Popular ponds

A pond adds a whole new dimension to your outdoor space, as well as attracting beneficial wildlife into the garden.

Frogs and toads live on slugs and snails, so a pond is also an eco-friendly way to minimise slug damage to your plants in spring.

Dozens of other native wildlife species will be attracted to a garden pond, including newts, mayflies, hoverflies, dragonflies, pond skaters and water beetles.


Making a pond

Once you install a pond, it’s difficult to move it, so give plenty of thought to where you put it in your garden.

A pond needs a certain amount of sunshine to allow aquatic plants to flower. Also, take into account the type of pond for your style of garden. Decide whether you want a formal rectangular one, or a more informal shape for a naturalistic garden.


Natural-style ponds usually have a shallow shelf around the edge for growing bog and marginal plants in baskets. This will disguise the edges of the pond, making it look more natural as well as attracting beneficial insects to the garden.

Submerged oxygenating plants should be placed in the deeper centre of the pond to help keep the water clear. Other types of deep water aquatic plants keep their roots in the water and their leaves on the surface. Floating plants such as water lilies provide sunshade for wildlife as well as being decorative.

Attracting frogs to the pond

Frogs are incredibly beneficial creatures to have in your garden because they eat thousands of insects.

One of the most important things you can do to welcome them into your pond is to go organic. Chemical pesticides, fertilizers, and herbicides are all poisonous to frogs.

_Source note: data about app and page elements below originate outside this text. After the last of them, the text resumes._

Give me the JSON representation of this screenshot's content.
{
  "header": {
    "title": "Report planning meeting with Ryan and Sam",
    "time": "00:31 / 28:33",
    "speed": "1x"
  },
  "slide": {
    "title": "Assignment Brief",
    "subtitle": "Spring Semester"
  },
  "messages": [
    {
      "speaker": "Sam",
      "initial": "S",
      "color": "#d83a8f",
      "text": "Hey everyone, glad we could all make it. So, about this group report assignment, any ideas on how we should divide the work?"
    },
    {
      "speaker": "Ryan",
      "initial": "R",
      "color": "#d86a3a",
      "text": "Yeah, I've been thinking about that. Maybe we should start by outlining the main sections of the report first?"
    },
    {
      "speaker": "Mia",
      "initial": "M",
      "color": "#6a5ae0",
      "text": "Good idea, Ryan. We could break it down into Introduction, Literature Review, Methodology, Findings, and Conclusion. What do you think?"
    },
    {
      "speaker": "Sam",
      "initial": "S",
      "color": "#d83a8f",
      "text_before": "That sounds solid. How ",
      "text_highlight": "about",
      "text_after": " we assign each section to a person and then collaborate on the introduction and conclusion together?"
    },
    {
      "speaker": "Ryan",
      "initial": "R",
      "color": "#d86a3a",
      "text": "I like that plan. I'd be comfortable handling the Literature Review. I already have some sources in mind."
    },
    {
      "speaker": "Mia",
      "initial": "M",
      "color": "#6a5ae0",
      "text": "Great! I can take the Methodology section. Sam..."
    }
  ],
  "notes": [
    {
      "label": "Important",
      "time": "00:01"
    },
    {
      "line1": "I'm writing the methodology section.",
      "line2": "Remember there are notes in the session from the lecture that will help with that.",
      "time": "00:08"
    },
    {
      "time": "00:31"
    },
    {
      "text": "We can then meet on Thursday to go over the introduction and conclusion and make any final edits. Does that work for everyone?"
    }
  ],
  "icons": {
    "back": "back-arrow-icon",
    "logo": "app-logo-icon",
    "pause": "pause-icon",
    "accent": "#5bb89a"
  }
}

But what about pest control, you ask? Let the frogs take care of them! If you stop using pesticides, a host of other hungry wildlife including birds and insects such as ladybugs and dragonflies will also move in to the area, eager to munch on any pests that show up.

Planting a mixture of marginal and floating pond plants is great for frogs, toads, and newts because they provide shelter. In spring and summer, newts lay their eggs and use the underside of a submerged leaf, wrapping up the eggs in it.

Fish or frogs?

Bear in mind when adding fish to ponds that they might feast on the other creatures that you want to attract to the space.

Especially in smaller ponds, fish can compete with amphibians for space, so if you are wanting to attract frogs, it’s recommended that fish aren’t added.


Make your garden accessible and inviting to wildlife by building a garden pond. Adding plants that will shelter them is a great way of making them feel at home.

Spring is nearly here, see my post on spring pollinators:

Or check out my Pinterest board for more ideas: